## Exercise goal
For the data below, tally how many lines contain "this" and answer only with that tally.

[Dataset rows for apps and sites]
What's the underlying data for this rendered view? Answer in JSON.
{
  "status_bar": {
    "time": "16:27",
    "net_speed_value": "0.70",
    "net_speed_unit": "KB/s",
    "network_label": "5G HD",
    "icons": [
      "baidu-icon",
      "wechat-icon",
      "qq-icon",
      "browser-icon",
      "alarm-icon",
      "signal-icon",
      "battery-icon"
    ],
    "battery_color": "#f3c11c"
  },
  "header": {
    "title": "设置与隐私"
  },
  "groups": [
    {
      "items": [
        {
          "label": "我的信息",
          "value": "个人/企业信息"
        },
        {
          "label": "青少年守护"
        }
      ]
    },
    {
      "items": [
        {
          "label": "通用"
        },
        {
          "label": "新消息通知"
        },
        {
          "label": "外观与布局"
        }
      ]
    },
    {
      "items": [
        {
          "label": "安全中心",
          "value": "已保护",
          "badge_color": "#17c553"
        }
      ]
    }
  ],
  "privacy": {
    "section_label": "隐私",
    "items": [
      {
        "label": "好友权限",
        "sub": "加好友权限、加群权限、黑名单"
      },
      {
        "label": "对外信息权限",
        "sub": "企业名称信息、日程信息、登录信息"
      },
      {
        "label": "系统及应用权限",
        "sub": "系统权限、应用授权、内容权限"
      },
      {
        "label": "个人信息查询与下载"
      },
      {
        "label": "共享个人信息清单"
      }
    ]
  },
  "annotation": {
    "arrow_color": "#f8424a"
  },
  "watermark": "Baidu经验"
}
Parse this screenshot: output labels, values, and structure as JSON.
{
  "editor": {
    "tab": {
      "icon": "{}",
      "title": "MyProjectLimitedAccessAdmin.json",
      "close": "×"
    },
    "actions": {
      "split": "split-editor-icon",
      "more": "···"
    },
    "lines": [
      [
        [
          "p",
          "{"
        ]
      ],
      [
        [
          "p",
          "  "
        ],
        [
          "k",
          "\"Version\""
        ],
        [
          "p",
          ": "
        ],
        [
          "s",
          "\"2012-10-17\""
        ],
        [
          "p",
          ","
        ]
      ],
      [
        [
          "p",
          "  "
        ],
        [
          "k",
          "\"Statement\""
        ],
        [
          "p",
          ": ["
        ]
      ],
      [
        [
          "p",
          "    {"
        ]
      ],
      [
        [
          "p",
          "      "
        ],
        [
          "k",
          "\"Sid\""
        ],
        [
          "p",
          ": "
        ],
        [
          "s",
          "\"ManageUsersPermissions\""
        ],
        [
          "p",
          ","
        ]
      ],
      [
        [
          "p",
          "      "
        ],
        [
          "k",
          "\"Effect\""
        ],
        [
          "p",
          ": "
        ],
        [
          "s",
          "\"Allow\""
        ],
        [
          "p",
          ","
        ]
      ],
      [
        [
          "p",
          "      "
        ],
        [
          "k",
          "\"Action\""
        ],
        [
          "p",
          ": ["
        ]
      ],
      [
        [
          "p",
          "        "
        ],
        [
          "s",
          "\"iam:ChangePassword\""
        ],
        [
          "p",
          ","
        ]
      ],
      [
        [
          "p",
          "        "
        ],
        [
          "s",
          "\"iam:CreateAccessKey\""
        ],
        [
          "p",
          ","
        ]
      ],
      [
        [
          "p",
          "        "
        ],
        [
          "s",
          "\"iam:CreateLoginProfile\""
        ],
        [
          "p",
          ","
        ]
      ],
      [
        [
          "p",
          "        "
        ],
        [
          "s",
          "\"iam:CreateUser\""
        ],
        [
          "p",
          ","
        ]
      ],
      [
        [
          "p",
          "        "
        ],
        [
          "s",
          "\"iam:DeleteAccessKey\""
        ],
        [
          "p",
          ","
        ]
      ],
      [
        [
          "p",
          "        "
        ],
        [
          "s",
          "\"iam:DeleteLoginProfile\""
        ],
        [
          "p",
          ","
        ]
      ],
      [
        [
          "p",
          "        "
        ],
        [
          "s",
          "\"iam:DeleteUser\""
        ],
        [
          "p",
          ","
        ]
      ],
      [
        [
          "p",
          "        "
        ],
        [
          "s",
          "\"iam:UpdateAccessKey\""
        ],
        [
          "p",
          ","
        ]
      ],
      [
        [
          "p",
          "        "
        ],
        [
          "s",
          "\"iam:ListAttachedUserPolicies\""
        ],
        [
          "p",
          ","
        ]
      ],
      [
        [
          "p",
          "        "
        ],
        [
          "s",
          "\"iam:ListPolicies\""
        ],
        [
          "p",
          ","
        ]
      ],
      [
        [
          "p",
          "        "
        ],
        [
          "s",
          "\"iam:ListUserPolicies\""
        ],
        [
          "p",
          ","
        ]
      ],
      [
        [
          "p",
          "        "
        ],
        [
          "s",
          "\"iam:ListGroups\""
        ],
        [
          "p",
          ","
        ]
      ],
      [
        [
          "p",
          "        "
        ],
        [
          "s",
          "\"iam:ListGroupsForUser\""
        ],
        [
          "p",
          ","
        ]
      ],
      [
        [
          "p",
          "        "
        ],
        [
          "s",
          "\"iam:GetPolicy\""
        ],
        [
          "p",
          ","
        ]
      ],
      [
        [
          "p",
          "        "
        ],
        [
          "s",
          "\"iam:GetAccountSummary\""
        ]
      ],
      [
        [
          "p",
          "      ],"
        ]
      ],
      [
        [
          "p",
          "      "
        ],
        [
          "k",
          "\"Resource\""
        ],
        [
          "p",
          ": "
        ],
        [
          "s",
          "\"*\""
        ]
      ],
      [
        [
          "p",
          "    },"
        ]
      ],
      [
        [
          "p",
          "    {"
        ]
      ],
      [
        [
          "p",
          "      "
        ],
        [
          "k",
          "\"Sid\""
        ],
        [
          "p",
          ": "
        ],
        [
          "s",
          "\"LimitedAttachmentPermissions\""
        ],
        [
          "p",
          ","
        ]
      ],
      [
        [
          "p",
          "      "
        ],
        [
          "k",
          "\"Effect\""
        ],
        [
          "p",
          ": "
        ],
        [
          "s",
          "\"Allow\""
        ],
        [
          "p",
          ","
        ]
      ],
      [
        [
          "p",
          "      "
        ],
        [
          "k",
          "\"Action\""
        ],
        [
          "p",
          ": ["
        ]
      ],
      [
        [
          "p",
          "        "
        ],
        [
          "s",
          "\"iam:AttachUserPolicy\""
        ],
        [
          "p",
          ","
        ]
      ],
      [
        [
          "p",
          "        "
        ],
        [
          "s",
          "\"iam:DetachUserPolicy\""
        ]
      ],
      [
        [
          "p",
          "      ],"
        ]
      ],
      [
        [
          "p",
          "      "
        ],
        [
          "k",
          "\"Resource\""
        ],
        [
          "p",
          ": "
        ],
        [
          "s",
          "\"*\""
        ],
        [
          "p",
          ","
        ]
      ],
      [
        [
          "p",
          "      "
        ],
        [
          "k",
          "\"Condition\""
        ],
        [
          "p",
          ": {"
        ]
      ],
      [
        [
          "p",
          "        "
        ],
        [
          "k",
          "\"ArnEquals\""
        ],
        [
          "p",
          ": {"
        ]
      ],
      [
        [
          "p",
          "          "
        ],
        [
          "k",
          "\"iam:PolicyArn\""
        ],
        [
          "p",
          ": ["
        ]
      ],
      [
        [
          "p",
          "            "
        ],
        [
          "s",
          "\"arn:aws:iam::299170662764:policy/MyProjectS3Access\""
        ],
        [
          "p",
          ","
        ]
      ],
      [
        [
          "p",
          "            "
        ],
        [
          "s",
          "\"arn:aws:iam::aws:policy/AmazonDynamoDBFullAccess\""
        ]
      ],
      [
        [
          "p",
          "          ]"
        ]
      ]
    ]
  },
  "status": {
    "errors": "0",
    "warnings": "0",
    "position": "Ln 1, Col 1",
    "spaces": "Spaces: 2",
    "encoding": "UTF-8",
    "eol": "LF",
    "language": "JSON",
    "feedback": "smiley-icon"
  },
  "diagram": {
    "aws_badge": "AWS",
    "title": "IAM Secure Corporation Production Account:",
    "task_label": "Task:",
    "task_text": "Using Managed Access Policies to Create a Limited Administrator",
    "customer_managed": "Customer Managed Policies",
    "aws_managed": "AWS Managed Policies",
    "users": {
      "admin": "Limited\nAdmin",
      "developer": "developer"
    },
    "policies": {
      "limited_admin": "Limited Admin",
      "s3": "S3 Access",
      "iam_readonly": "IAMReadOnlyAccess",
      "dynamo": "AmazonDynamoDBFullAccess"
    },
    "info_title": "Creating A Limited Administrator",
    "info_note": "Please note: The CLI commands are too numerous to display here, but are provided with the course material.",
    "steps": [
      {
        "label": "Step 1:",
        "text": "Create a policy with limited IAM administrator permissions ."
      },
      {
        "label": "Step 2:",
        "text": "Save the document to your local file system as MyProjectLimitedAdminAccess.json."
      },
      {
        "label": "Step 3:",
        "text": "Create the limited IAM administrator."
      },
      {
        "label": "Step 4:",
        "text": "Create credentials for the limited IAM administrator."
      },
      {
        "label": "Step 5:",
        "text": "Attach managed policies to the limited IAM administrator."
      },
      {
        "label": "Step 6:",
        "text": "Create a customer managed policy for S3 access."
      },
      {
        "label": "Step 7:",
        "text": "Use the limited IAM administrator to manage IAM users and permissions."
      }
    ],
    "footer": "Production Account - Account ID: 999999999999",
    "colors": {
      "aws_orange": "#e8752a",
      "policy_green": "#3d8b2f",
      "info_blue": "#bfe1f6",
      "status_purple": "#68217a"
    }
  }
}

## Exercise result
2